**Given entries**
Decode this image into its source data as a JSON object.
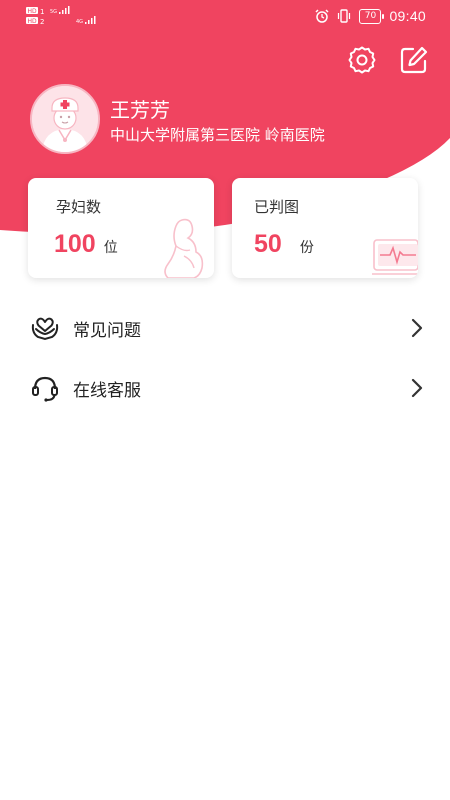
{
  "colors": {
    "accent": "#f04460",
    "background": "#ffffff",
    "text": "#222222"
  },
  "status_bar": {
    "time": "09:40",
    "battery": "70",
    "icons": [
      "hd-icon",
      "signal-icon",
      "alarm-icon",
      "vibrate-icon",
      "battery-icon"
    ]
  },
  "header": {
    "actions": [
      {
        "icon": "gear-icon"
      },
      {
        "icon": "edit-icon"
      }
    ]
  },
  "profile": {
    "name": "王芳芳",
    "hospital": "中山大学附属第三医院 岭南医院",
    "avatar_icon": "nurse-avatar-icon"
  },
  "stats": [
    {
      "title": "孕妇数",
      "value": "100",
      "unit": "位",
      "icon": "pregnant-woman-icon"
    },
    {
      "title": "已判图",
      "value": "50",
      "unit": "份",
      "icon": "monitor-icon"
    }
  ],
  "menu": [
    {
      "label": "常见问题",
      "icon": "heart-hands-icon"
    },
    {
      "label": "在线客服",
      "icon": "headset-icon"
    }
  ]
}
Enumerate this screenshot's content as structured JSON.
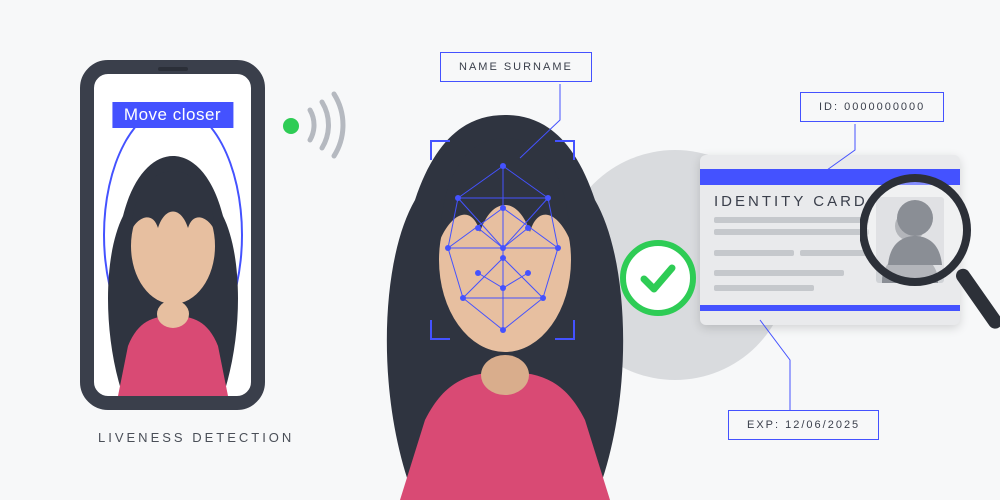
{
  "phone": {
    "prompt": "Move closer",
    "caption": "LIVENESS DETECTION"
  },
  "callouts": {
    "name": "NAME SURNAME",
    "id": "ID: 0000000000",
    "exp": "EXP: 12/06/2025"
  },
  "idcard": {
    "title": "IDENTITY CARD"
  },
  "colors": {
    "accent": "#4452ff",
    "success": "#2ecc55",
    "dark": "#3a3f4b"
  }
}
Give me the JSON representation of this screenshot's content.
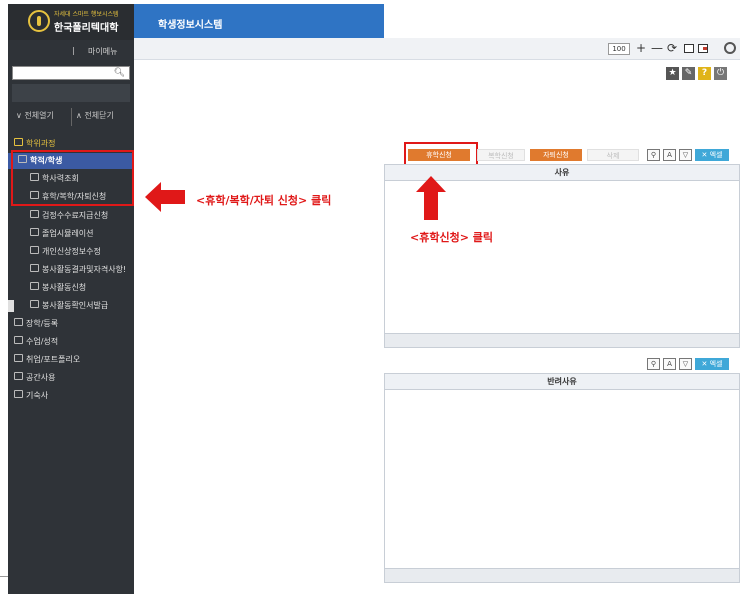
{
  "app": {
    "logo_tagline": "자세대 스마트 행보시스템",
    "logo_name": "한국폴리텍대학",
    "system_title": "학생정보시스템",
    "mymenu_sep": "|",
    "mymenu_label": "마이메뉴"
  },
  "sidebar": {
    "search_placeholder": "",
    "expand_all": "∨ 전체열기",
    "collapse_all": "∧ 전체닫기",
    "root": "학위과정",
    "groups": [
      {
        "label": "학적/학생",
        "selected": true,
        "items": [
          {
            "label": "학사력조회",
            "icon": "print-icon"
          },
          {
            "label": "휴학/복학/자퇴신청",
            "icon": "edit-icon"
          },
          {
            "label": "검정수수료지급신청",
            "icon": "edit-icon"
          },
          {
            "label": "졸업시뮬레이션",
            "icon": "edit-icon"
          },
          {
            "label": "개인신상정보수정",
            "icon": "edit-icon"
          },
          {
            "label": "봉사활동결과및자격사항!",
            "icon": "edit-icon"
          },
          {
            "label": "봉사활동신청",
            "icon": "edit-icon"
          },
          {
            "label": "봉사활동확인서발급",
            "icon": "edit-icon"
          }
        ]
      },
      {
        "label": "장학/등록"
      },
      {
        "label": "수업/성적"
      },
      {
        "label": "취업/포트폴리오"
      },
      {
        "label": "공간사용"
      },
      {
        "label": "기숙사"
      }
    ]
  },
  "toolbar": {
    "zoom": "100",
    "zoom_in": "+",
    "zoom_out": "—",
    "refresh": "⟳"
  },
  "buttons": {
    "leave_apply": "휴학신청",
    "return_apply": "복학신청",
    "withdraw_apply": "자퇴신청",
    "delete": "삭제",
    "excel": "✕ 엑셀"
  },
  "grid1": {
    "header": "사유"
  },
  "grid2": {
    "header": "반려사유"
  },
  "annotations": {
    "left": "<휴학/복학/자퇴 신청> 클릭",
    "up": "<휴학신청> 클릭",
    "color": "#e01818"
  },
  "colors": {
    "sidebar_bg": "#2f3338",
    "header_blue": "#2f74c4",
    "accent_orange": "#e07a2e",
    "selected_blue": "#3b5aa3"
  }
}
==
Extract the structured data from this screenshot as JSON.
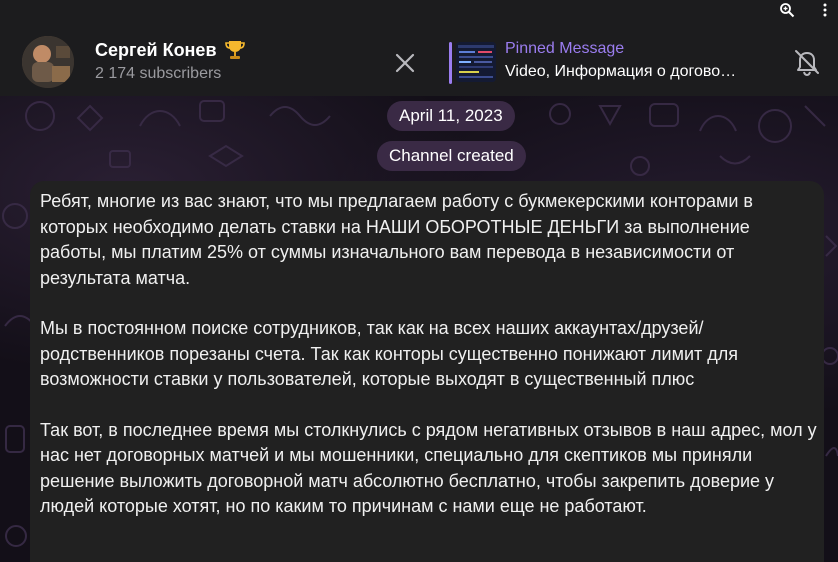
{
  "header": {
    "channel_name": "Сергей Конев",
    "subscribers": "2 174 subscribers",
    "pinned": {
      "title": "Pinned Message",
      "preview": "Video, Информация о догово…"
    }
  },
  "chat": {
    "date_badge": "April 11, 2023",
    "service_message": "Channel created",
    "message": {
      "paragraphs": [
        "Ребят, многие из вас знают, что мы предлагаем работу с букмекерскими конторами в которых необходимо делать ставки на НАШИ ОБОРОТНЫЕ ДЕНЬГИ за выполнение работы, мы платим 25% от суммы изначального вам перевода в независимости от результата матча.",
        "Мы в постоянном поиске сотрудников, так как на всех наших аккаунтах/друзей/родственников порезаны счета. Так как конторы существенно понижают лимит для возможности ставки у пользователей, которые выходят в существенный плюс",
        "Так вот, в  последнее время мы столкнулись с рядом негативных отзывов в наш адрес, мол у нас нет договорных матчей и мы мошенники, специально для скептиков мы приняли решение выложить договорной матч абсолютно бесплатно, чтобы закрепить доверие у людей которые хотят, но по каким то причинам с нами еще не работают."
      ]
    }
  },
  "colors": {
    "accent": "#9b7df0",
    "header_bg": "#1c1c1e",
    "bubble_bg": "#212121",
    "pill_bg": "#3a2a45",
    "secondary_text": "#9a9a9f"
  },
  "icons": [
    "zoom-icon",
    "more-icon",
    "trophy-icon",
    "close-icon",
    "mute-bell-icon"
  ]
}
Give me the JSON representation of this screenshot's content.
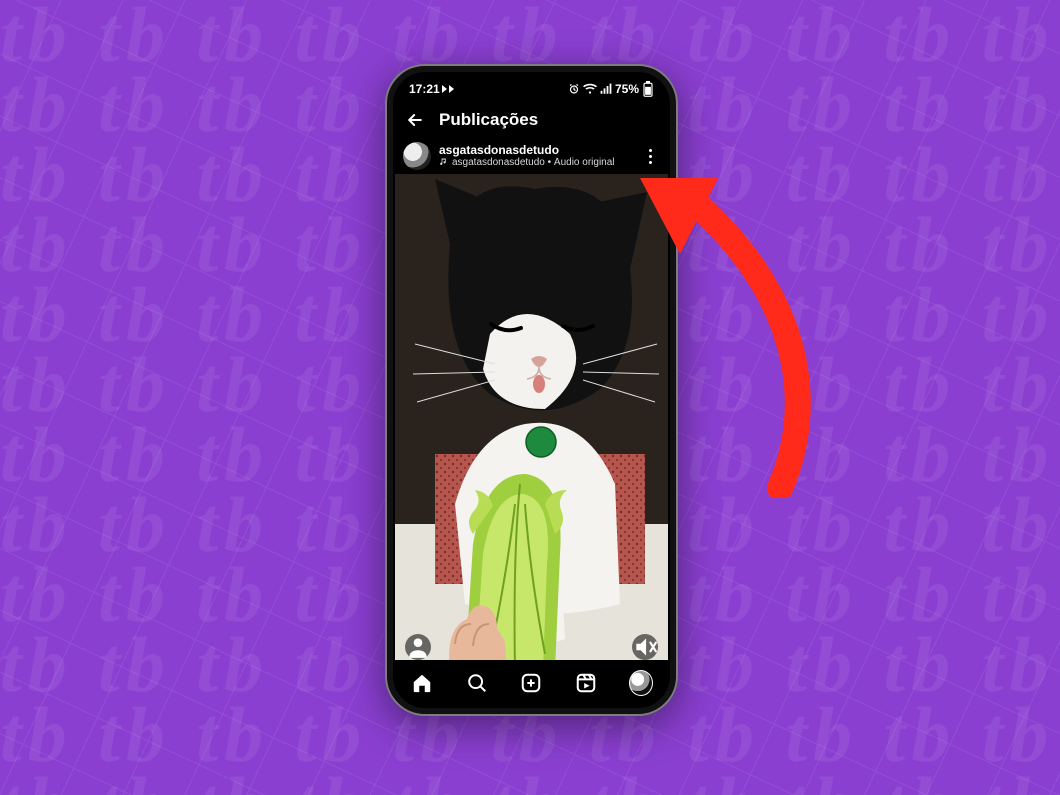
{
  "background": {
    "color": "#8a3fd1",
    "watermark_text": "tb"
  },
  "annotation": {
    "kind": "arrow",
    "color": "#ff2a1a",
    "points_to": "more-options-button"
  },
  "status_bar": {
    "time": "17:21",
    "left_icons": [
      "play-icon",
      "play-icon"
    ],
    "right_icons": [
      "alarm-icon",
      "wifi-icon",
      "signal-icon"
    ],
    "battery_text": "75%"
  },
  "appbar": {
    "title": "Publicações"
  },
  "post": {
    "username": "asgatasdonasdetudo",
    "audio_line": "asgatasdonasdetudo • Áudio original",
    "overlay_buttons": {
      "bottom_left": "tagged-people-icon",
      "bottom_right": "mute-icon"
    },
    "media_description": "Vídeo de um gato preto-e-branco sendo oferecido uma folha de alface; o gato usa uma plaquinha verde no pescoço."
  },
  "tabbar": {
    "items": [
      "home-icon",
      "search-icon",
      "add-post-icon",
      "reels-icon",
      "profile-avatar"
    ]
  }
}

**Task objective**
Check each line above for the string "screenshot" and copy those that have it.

**Answer space**
Enumerate this screenshot's content as structured JSON.
Give me the JSON representation of this screenshot's content.
Extract the structured data from this screenshot as JSON.
Give me the JSON representation of this screenshot's content.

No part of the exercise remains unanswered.